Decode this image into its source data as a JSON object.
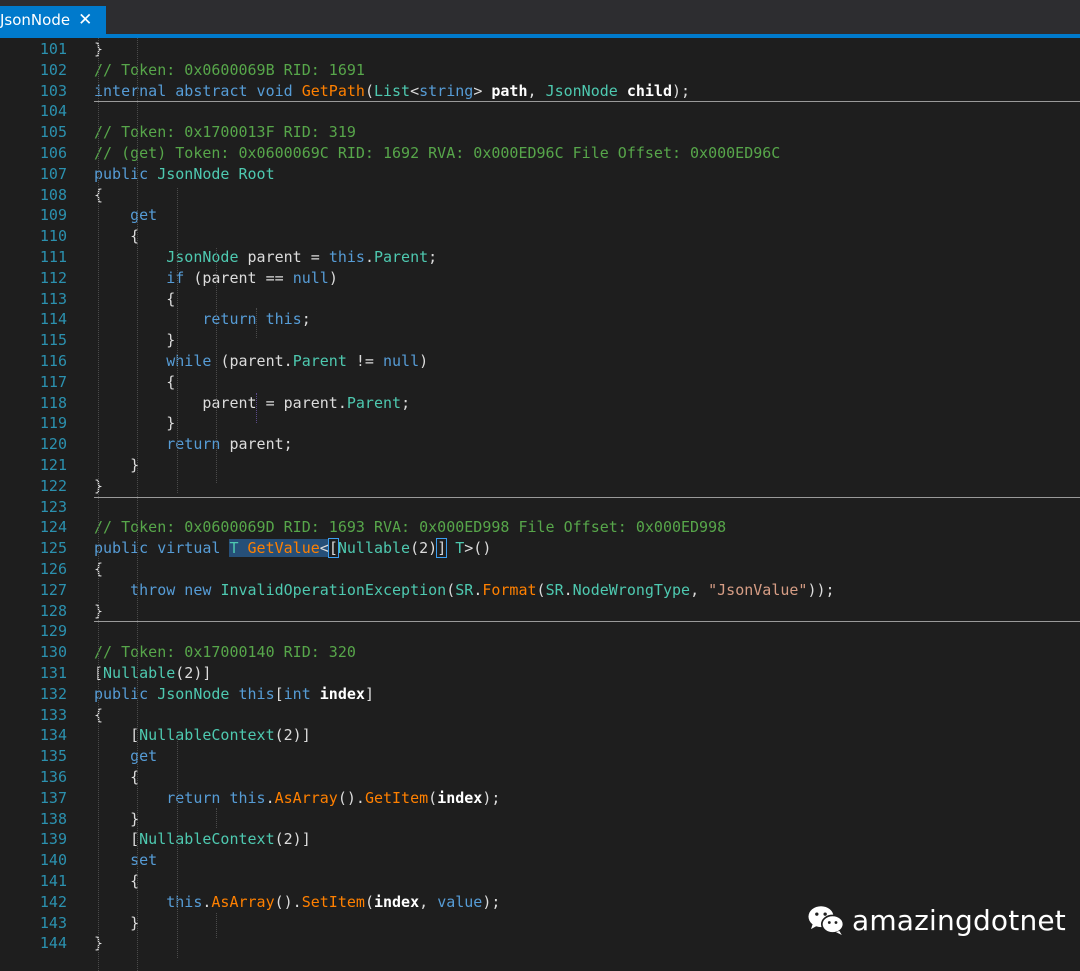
{
  "tab": {
    "title": "JsonNode",
    "close_glyph": "✕"
  },
  "editor": {
    "colors": {
      "keyword": "#569cd6",
      "type": "#4ec9b0",
      "comment": "#57a64a",
      "string": "#d69d85",
      "method": "#ff8000",
      "line_number": "#2b91af",
      "background": "#1e1e1e",
      "accent": "#007acc"
    },
    "line_numbers": [
      "101",
      "102",
      "103",
      "104",
      "105",
      "106",
      "107",
      "108",
      "109",
      "110",
      "111",
      "112",
      "113",
      "114",
      "115",
      "116",
      "117",
      "118",
      "119",
      "120",
      "121",
      "122",
      "123",
      "124",
      "125",
      "126",
      "127",
      "128",
      "129",
      "130",
      "131",
      "132",
      "133",
      "134",
      "135",
      "136",
      "137",
      "138",
      "139",
      "140",
      "141",
      "142",
      "143",
      "144"
    ],
    "lines": [
      [
        {
          "t": "}"
        }
      ],
      [
        {
          "t": "// Token: 0x0600069B RID: 1691",
          "c": "c"
        }
      ],
      [
        {
          "t": "internal abstract void ",
          "c": "k"
        },
        {
          "t": "GetPath",
          "c": "m"
        },
        {
          "t": "("
        },
        {
          "t": "List",
          "c": "t"
        },
        {
          "t": "<"
        },
        {
          "t": "string",
          "c": "k"
        },
        {
          "t": "> "
        },
        {
          "t": "path",
          "c": "b"
        },
        {
          "t": ", "
        },
        {
          "t": "JsonNode ",
          "c": "t"
        },
        {
          "t": "child",
          "c": "b"
        },
        {
          "t": ");"
        }
      ],
      [],
      [
        {
          "t": "// Token: 0x1700013F RID: 319",
          "c": "c"
        }
      ],
      [
        {
          "t": "// (get) Token: 0x0600069C RID: 1692 RVA: 0x000ED96C File Offset: 0x000ED96C",
          "c": "c"
        }
      ],
      [
        {
          "t": "public ",
          "c": "k"
        },
        {
          "t": "JsonNode ",
          "c": "t"
        },
        {
          "t": "Root",
          "c": "p"
        }
      ],
      [
        {
          "t": "{"
        }
      ],
      [
        {
          "t": "    get",
          "c": "k"
        }
      ],
      [
        {
          "t": "    {"
        }
      ],
      [
        {
          "t": "        "
        },
        {
          "t": "JsonNode ",
          "c": "t"
        },
        {
          "t": "parent = "
        },
        {
          "t": "this",
          "c": "k"
        },
        {
          "t": "."
        },
        {
          "t": "Parent",
          "c": "p"
        },
        {
          "t": ";"
        }
      ],
      [
        {
          "t": "        "
        },
        {
          "t": "if ",
          "c": "k"
        },
        {
          "t": "(parent == "
        },
        {
          "t": "null",
          "c": "k"
        },
        {
          "t": ")"
        }
      ],
      [
        {
          "t": "        {"
        }
      ],
      [
        {
          "t": "            "
        },
        {
          "t": "return this",
          "c": "k"
        },
        {
          "t": ";"
        }
      ],
      [
        {
          "t": "        }"
        }
      ],
      [
        {
          "t": "        "
        },
        {
          "t": "while ",
          "c": "k"
        },
        {
          "t": "(parent."
        },
        {
          "t": "Parent",
          "c": "p"
        },
        {
          "t": " != "
        },
        {
          "t": "null",
          "c": "k"
        },
        {
          "t": ")"
        }
      ],
      [
        {
          "t": "        {"
        }
      ],
      [
        {
          "t": "            parent = parent."
        },
        {
          "t": "Parent",
          "c": "p"
        },
        {
          "t": ";"
        }
      ],
      [
        {
          "t": "        }"
        }
      ],
      [
        {
          "t": "        "
        },
        {
          "t": "return ",
          "c": "k"
        },
        {
          "t": "parent;"
        }
      ],
      [
        {
          "t": "    }"
        }
      ],
      [
        {
          "t": "}"
        }
      ],
      [],
      [
        {
          "t": "// Token: 0x0600069D RID: 1693 RVA: 0x000ED998 File Offset: 0x000ED998",
          "c": "c"
        }
      ],
      [
        {
          "t": "public virtual ",
          "c": "k"
        },
        {
          "t": "T",
          "c": "t h"
        },
        {
          "t": " ",
          "c": "h"
        },
        {
          "t": "GetValue",
          "c": "m h"
        },
        {
          "t": "<",
          "c": "h"
        },
        {
          "t": "[",
          "c": "brk"
        },
        {
          "t": "Nullable",
          "c": "t"
        },
        {
          "t": "(2)"
        },
        {
          "t": "]",
          "c": "brk"
        },
        {
          "t": " "
        },
        {
          "t": "T",
          "c": "t"
        },
        {
          "t": ">()"
        }
      ],
      [
        {
          "t": "{"
        }
      ],
      [
        {
          "t": "    "
        },
        {
          "t": "throw new ",
          "c": "k"
        },
        {
          "t": "InvalidOperationException",
          "c": "t"
        },
        {
          "t": "("
        },
        {
          "t": "SR",
          "c": "t"
        },
        {
          "t": "."
        },
        {
          "t": "Format",
          "c": "m"
        },
        {
          "t": "("
        },
        {
          "t": "SR",
          "c": "t"
        },
        {
          "t": "."
        },
        {
          "t": "NodeWrongType",
          "c": "p"
        },
        {
          "t": ", "
        },
        {
          "t": "\"JsonValue\"",
          "c": "s"
        },
        {
          "t": "));"
        }
      ],
      [
        {
          "t": "}"
        }
      ],
      [],
      [
        {
          "t": "// Token: 0x17000140 RID: 320",
          "c": "c"
        }
      ],
      [
        {
          "t": "["
        },
        {
          "t": "Nullable",
          "c": "t"
        },
        {
          "t": "(2)]"
        }
      ],
      [
        {
          "t": "public ",
          "c": "k"
        },
        {
          "t": "JsonNode ",
          "c": "t"
        },
        {
          "t": "this",
          "c": "k"
        },
        {
          "t": "["
        },
        {
          "t": "int ",
          "c": "k"
        },
        {
          "t": "index",
          "c": "b"
        },
        {
          "t": "]"
        }
      ],
      [
        {
          "t": "{"
        }
      ],
      [
        {
          "t": "    ["
        },
        {
          "t": "NullableContext",
          "c": "t"
        },
        {
          "t": "(2)]"
        }
      ],
      [
        {
          "t": "    get",
          "c": "k"
        }
      ],
      [
        {
          "t": "    {"
        }
      ],
      [
        {
          "t": "        "
        },
        {
          "t": "return this",
          "c": "k"
        },
        {
          "t": "."
        },
        {
          "t": "AsArray",
          "c": "m"
        },
        {
          "t": "()."
        },
        {
          "t": "GetItem",
          "c": "m"
        },
        {
          "t": "("
        },
        {
          "t": "index",
          "c": "b"
        },
        {
          "t": ");"
        }
      ],
      [
        {
          "t": "    }"
        }
      ],
      [
        {
          "t": "    ["
        },
        {
          "t": "NullableContext",
          "c": "t"
        },
        {
          "t": "(2)]"
        }
      ],
      [
        {
          "t": "    set",
          "c": "k"
        }
      ],
      [
        {
          "t": "    {"
        }
      ],
      [
        {
          "t": "        "
        },
        {
          "t": "this",
          "c": "k"
        },
        {
          "t": "."
        },
        {
          "t": "AsArray",
          "c": "m"
        },
        {
          "t": "()."
        },
        {
          "t": "SetItem",
          "c": "m"
        },
        {
          "t": "("
        },
        {
          "t": "index",
          "c": "b"
        },
        {
          "t": ", "
        },
        {
          "t": "value",
          "c": "k"
        },
        {
          "t": ");"
        }
      ],
      [
        {
          "t": "    }"
        }
      ],
      [
        {
          "t": "}"
        }
      ]
    ],
    "separators_after": [
      "103",
      "122",
      "128"
    ]
  },
  "watermark": {
    "text": "amazingdotnet",
    "icon": "wechat-icon"
  }
}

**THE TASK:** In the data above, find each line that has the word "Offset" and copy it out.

**RESPONSE BOX:**
          "t": "// (get) Token: 0x0600069C RID: 1692 RVA: 0x000ED96C File Offset: 0x000ED96C",
          "t": "// Token: 0x0600069D RID: 1693 RVA: 0x000ED998 File Offset: 0x000ED998",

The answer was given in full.